- Data section

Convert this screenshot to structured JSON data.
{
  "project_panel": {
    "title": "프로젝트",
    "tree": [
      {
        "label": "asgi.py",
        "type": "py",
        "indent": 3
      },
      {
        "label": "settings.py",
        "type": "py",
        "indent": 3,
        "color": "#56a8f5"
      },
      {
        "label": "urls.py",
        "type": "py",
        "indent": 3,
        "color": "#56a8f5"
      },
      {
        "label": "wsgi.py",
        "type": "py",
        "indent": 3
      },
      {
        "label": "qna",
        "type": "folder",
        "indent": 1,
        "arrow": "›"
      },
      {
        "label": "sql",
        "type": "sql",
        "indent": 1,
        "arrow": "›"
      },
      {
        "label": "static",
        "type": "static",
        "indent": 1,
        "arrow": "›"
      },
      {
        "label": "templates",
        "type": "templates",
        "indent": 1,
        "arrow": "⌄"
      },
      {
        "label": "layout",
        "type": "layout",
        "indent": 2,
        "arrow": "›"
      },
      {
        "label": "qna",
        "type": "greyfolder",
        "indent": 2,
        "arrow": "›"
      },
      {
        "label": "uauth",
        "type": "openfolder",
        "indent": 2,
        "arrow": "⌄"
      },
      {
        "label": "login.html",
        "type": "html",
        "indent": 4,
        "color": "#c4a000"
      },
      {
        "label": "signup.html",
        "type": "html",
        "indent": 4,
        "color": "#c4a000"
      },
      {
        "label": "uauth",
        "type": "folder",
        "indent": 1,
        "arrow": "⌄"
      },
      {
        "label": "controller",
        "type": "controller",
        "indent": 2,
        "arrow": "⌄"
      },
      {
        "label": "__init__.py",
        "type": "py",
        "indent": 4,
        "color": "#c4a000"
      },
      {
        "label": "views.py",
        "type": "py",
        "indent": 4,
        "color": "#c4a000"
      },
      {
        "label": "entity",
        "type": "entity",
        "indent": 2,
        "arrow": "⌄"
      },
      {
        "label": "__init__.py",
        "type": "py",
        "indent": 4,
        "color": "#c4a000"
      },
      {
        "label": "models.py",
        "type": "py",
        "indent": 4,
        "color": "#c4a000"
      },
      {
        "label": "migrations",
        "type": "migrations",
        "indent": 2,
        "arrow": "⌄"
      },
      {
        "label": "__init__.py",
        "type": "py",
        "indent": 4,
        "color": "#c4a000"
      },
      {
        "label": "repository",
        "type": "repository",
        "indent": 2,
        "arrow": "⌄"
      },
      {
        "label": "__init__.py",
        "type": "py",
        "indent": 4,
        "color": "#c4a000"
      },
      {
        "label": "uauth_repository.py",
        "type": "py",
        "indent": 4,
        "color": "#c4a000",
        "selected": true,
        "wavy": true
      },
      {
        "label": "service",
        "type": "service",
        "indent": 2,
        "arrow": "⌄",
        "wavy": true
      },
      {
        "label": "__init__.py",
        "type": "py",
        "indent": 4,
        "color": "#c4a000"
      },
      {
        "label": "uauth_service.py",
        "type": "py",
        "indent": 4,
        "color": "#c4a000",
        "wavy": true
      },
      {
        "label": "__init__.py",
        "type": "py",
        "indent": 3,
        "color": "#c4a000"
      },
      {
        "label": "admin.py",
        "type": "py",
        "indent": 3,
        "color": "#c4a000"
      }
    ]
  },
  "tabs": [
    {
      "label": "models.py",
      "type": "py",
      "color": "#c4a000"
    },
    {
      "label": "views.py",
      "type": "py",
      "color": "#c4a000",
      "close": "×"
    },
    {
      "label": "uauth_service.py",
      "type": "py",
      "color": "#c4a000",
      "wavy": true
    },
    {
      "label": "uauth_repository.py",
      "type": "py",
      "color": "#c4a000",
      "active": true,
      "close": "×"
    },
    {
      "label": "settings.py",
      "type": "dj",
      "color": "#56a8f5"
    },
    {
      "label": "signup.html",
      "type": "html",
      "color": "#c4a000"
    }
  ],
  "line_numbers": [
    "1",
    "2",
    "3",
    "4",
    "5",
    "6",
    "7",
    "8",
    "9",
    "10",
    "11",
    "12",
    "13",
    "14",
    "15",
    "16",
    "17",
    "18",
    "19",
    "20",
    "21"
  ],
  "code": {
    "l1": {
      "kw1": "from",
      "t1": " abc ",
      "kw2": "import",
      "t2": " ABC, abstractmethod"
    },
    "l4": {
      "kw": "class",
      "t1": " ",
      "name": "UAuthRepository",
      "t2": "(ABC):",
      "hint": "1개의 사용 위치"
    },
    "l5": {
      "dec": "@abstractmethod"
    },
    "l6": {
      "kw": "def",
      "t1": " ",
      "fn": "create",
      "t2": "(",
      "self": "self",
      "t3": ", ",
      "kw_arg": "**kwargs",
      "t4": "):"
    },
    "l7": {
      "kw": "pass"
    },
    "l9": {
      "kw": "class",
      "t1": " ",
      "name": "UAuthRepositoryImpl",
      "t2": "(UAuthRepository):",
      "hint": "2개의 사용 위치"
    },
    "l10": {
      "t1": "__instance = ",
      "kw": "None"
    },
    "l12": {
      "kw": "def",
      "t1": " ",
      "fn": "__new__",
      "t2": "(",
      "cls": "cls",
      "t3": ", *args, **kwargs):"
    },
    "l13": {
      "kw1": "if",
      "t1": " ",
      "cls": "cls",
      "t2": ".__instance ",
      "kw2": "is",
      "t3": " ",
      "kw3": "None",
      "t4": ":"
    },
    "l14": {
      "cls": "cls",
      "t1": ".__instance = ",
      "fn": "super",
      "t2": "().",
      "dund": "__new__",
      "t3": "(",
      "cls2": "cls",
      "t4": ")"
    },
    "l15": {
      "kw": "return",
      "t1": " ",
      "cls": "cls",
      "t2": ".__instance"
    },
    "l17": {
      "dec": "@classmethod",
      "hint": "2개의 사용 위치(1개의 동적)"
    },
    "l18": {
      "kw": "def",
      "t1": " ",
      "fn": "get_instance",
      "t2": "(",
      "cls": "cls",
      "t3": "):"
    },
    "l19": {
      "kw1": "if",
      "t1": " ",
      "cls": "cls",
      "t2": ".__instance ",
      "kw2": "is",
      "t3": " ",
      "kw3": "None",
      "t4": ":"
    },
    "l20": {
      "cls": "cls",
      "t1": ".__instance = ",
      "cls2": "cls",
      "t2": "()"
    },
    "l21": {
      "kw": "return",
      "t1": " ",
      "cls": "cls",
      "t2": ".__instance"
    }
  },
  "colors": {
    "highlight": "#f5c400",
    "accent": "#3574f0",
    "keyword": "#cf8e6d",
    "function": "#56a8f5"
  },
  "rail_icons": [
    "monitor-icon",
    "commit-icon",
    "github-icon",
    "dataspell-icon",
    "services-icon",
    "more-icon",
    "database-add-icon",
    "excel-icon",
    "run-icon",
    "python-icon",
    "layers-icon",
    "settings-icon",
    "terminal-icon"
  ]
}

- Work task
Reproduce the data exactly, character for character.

- Problem solution
Convert this screenshot to structured JSON data.
{
  "project_panel": {
    "title": "프로젝트",
    "tree": [
      {
        "label": "asgi.py",
        "type": "py",
        "indent": 3
      },
      {
        "label": "settings.py",
        "type": "py",
        "indent": 3,
        "color": "#56a8f5"
      },
      {
        "label": "urls.py",
        "type": "py",
        "indent": 3,
        "color": "#56a8f5"
      },
      {
        "label": "wsgi.py",
        "type": "py",
        "indent": 3
      },
      {
        "label": "qna",
        "type": "folder",
        "indent": 1,
        "arrow": "›"
      },
      {
        "label": "sql",
        "type": "sql",
        "indent": 1,
        "arrow": "›"
      },
      {
        "label": "static",
        "type": "static",
        "indent": 1,
        "arrow": "›"
      },
      {
        "label": "templates",
        "type": "templates",
        "indent": 1,
        "arrow": "⌄"
      },
      {
        "label": "layout",
        "type": "layout",
        "indent": 2,
        "arrow": "›"
      },
      {
        "label": "qna",
        "type": "greyfolder",
        "indent": 2,
        "arrow": "›"
      },
      {
        "label": "uauth",
        "type": "openfolder",
        "indent": 2,
        "arrow": "⌄"
      },
      {
        "label": "login.html",
        "type": "html",
        "indent": 4,
        "color": "#c4a000"
      },
      {
        "label": "signup.html",
        "type": "html",
        "indent": 4,
        "color": "#c4a000"
      },
      {
        "label": "uauth",
        "type": "folder",
        "indent": 1,
        "arrow": "⌄"
      },
      {
        "label": "controller",
        "type": "controller",
        "indent": 2,
        "arrow": "⌄"
      },
      {
        "label": "__init__.py",
        "type": "py",
        "indent": 4,
        "color": "#c4a000"
      },
      {
        "label": "views.py",
        "type": "py",
        "indent": 4,
        "color": "#c4a000"
      },
      {
        "label": "entity",
        "type": "entity",
        "indent": 2,
        "arrow": "⌄"
      },
      {
        "label": "__init__.py",
        "type": "py",
        "indent": 4,
        "color": "#c4a000"
      },
      {
        "label": "models.py",
        "type": "py",
        "indent": 4,
        "color": "#c4a000"
      },
      {
        "label": "migrations",
        "type": "migrations",
        "indent": 2,
        "arrow": "⌄"
      },
      {
        "label": "__init__.py",
        "type": "py",
        "indent": 4,
        "color": "#c4a000"
      },
      {
        "label": "repository",
        "type": "repository",
        "indent": 2,
        "arrow": "⌄"
      },
      {
        "label": "__init__.py",
        "type": "py",
        "indent": 4,
        "color": "#c4a000"
      },
      {
        "label": "uauth_repository.py",
        "type": "py",
        "indent": 4,
        "color": "#c4a000",
        "selected": true,
        "wavy": true
      },
      {
        "label": "service",
        "type": "service",
        "indent": 2,
        "arrow": "⌄",
        "wavy": true
      },
      {
        "label": "__init__.py",
        "type": "py",
        "indent": 4,
        "color": "#c4a000"
      },
      {
        "label": "uauth_service.py",
        "type": "py",
        "indent": 4,
        "color": "#c4a000",
        "wavy": true
      },
      {
        "label": "__init__.py",
        "type": "py",
        "indent": 3,
        "color": "#c4a000"
      },
      {
        "label": "admin.py",
        "type": "py",
        "indent": 3,
        "color": "#c4a000"
      }
    ]
  },
  "tabs": [
    {
      "label": "models.py",
      "type": "py",
      "color": "#c4a000"
    },
    {
      "label": "views.py",
      "type": "py",
      "color": "#c4a000",
      "close": "×"
    },
    {
      "label": "uauth_service.py",
      "type": "py",
      "color": "#c4a000",
      "wavy": true
    },
    {
      "label": "uauth_repository.py",
      "type": "py",
      "color": "#c4a000",
      "active": true,
      "close": "×"
    },
    {
      "label": "settings.py",
      "type": "dj",
      "color": "#56a8f5"
    },
    {
      "label": "signup.html",
      "type": "html",
      "color": "#c4a000"
    }
  ],
  "line_numbers": [
    "1",
    "2",
    "3",
    "4",
    "5",
    "6",
    "7",
    "8",
    "9",
    "10",
    "11",
    "12",
    "13",
    "14",
    "15",
    "16",
    "17",
    "18",
    "19",
    "20",
    "21"
  ],
  "code": {
    "l1": {
      "kw1": "from",
      "t1": " abc ",
      "kw2": "import",
      "t2": " ABC, abstractmethod"
    },
    "l4": {
      "kw": "class",
      "t1": " ",
      "name": "UAuthRepository",
      "t2": "(ABC):",
      "hint": "1개의 사용 위치"
    },
    "l5": {
      "dec": "@abstractmethod"
    },
    "l6": {
      "kw": "def",
      "t1": " ",
      "fn": "create",
      "t2": "(",
      "self": "self",
      "t3": ", ",
      "kw_arg": "**kwargs",
      "t4": "):"
    },
    "l7": {
      "kw": "pass"
    },
    "l9": {
      "kw": "class",
      "t1": " ",
      "name": "UAuthRepositoryImpl",
      "t2": "(UAuthRepository):",
      "hint": "2개의 사용 위치"
    },
    "l10": {
      "t1": "__instance = ",
      "kw": "None"
    },
    "l12": {
      "kw": "def",
      "t1": " ",
      "fn": "__new__",
      "t2": "(",
      "cls": "cls",
      "t3": ", *args, **kwargs):"
    },
    "l13": {
      "kw1": "if",
      "t1": " ",
      "cls": "cls",
      "t2": ".__instance ",
      "kw2": "is",
      "t3": " ",
      "kw3": "None",
      "t4": ":"
    },
    "l14": {
      "cls": "cls",
      "t1": ".__instance = ",
      "fn": "super",
      "t2": "().",
      "dund": "__new__",
      "t3": "(",
      "cls2": "cls",
      "t4": ")"
    },
    "l15": {
      "kw": "return",
      "t1": " ",
      "cls": "cls",
      "t2": ".__instance"
    },
    "l17": {
      "dec": "@classmethod",
      "hint": "2개의 사용 위치(1개의 동적)"
    },
    "l18": {
      "kw": "def",
      "t1": " ",
      "fn": "get_instance",
      "t2": "(",
      "cls": "cls",
      "t3": "):"
    },
    "l19": {
      "kw1": "if",
      "t1": " ",
      "cls": "cls",
      "t2": ".__instance ",
      "kw2": "is",
      "t3": " ",
      "kw3": "None",
      "t4": ":"
    },
    "l20": {
      "cls": "cls",
      "t1": ".__instance = ",
      "cls2": "cls",
      "t2": "()"
    },
    "l21": {
      "kw": "return",
      "t1": " ",
      "cls": "cls",
      "t2": ".__instance"
    }
  },
  "colors": {
    "highlight": "#f5c400",
    "accent": "#3574f0",
    "keyword": "#cf8e6d",
    "function": "#56a8f5"
  },
  "rail_icons": [
    "monitor-icon",
    "commit-icon",
    "github-icon",
    "dataspell-icon",
    "services-icon",
    "more-icon",
    "database-add-icon",
    "excel-icon",
    "run-icon",
    "python-icon",
    "layers-icon",
    "settings-icon",
    "terminal-icon"
  ]
}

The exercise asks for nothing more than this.